### WHAT IS NEEDED
State how many lines in the records below contain the word "View". Nothing else is needed.

Page and application data records
────────────────────

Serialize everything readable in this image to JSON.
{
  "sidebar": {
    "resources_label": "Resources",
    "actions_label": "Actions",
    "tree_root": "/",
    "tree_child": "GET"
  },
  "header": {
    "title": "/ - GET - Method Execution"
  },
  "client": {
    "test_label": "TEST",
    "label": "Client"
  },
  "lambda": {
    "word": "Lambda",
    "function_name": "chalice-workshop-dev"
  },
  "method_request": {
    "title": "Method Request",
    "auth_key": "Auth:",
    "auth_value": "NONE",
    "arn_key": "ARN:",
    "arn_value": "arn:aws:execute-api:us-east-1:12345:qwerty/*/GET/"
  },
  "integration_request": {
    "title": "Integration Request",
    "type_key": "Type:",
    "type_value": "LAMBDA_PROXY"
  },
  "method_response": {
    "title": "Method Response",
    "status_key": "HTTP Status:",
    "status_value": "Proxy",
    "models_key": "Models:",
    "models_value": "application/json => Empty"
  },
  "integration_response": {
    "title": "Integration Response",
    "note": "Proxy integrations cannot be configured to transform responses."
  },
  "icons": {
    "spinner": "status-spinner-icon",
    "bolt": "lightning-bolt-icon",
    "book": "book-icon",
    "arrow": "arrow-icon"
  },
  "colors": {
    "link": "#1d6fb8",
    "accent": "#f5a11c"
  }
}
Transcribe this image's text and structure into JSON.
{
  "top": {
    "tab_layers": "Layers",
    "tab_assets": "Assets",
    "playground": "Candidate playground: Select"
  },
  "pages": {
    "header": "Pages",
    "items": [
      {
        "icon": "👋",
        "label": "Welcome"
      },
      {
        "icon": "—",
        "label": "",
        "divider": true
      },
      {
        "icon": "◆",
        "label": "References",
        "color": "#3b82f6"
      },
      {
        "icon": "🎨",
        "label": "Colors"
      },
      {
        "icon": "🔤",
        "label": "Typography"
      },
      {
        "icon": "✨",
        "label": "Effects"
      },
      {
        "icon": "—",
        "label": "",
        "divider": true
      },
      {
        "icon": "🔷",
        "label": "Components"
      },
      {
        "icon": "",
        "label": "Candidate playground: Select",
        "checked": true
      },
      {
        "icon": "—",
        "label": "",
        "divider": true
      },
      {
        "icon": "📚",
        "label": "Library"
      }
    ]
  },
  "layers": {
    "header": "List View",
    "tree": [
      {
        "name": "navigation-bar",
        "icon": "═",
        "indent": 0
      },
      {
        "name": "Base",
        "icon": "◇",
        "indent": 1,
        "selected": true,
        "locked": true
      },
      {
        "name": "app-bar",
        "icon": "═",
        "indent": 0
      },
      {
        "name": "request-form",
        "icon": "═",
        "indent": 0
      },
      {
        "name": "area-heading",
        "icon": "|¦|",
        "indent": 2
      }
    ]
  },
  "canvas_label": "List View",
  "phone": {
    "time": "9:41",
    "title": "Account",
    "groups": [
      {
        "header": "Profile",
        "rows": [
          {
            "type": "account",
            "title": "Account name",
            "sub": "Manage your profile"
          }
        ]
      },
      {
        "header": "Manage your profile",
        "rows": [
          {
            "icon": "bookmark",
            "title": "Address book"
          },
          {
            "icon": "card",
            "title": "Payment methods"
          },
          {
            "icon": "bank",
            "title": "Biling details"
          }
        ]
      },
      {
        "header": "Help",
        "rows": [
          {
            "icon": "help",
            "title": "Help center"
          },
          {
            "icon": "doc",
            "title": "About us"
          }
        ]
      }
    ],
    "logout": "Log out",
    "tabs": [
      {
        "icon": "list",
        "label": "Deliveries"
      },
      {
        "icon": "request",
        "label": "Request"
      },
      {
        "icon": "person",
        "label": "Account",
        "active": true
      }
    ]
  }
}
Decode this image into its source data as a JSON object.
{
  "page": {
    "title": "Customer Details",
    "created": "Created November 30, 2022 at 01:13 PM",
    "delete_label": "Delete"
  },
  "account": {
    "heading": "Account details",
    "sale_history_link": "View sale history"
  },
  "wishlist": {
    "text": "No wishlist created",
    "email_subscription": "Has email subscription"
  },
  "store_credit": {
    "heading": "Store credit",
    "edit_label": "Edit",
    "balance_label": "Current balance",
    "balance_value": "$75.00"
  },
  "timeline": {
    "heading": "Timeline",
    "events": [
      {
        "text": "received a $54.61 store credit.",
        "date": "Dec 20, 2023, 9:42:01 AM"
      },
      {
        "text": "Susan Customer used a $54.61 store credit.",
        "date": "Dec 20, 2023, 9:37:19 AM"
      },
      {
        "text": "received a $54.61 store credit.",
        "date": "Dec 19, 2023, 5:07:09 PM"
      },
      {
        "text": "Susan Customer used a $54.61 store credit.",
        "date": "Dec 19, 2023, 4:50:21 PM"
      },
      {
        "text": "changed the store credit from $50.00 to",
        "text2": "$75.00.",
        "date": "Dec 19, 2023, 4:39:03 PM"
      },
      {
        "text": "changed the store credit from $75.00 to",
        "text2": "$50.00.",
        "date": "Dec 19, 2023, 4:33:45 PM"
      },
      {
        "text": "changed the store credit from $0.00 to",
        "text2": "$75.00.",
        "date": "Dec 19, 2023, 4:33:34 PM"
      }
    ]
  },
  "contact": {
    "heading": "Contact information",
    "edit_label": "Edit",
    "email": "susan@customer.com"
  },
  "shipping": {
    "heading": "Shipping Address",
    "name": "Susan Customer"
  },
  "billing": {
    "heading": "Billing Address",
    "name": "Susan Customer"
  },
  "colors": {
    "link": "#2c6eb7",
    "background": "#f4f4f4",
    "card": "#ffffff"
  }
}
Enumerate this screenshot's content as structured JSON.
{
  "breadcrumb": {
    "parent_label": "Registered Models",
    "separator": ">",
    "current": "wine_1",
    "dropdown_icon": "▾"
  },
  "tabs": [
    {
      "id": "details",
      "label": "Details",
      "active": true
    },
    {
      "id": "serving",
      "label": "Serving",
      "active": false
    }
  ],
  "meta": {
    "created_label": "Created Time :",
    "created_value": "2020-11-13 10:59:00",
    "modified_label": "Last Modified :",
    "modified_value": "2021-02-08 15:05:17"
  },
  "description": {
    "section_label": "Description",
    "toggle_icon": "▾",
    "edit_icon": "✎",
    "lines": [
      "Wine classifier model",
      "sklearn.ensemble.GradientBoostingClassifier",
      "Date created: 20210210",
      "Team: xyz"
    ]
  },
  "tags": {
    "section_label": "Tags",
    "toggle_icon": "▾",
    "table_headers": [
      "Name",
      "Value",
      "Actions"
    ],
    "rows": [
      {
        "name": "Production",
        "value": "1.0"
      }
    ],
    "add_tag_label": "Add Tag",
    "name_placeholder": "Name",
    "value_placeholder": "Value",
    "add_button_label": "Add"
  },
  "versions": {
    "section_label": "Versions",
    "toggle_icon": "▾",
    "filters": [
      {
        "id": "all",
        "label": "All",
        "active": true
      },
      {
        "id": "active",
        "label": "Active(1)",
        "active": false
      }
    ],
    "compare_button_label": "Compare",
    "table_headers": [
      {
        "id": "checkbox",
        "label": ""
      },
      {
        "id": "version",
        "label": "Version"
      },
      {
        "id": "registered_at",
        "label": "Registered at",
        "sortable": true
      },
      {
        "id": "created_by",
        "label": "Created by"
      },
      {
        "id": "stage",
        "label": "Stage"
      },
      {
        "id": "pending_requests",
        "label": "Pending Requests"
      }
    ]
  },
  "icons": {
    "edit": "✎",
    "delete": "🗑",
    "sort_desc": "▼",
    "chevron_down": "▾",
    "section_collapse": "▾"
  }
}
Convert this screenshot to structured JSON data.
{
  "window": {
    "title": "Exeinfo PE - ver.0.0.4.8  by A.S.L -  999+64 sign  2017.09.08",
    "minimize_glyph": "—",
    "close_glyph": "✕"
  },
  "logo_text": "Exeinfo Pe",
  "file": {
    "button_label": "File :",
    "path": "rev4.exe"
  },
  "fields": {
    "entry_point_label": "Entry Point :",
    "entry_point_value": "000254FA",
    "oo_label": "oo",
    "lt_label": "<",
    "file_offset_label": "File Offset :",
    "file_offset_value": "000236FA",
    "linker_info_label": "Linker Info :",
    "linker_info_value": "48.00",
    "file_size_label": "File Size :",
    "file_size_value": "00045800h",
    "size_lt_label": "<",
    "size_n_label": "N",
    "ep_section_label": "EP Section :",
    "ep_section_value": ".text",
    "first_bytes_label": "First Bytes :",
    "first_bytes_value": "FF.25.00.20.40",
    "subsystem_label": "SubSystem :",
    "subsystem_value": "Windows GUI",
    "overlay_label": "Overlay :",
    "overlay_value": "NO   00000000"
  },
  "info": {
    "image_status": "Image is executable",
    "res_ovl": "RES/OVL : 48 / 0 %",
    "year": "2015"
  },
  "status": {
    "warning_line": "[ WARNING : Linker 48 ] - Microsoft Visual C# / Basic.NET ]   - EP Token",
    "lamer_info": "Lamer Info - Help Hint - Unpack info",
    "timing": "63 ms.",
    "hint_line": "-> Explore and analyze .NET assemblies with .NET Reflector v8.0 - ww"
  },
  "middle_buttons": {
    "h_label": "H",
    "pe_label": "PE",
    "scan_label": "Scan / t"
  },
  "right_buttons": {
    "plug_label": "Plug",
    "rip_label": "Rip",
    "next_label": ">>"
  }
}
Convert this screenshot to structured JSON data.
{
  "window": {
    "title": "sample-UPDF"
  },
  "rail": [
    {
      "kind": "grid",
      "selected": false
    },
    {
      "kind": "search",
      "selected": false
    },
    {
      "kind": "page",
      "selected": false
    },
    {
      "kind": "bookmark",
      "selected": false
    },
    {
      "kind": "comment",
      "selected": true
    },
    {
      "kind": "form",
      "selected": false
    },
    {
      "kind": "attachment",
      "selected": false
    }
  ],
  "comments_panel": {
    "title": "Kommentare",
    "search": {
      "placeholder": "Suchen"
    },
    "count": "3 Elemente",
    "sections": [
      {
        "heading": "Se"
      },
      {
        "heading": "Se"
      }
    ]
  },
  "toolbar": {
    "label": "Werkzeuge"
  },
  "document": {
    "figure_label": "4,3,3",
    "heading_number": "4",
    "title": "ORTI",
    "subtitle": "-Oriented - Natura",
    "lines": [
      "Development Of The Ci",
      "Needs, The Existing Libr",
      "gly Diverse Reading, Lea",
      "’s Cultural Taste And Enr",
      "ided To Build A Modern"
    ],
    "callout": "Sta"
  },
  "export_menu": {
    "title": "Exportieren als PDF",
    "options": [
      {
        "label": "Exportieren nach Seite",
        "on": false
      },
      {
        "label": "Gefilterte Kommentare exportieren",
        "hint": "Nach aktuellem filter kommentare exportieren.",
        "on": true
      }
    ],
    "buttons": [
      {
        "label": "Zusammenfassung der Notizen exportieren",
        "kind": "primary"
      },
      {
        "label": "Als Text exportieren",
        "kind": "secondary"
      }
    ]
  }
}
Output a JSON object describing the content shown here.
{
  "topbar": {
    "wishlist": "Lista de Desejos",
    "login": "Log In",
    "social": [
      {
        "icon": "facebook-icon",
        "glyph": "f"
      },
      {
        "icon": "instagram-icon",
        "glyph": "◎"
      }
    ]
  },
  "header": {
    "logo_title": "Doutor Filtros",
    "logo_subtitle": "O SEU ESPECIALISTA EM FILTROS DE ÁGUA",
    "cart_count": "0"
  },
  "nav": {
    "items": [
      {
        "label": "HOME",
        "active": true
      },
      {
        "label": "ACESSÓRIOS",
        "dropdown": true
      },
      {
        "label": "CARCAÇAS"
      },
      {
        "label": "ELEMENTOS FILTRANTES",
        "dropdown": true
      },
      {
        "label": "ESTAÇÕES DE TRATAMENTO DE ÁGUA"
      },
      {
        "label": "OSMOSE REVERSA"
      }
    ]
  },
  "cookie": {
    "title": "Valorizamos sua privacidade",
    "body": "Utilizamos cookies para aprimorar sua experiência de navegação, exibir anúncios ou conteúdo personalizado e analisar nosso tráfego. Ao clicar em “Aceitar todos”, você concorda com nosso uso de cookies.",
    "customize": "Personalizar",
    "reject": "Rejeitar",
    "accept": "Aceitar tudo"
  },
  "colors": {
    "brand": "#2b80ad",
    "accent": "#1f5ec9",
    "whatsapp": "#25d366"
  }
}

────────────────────

### YOUR RESPONSE
3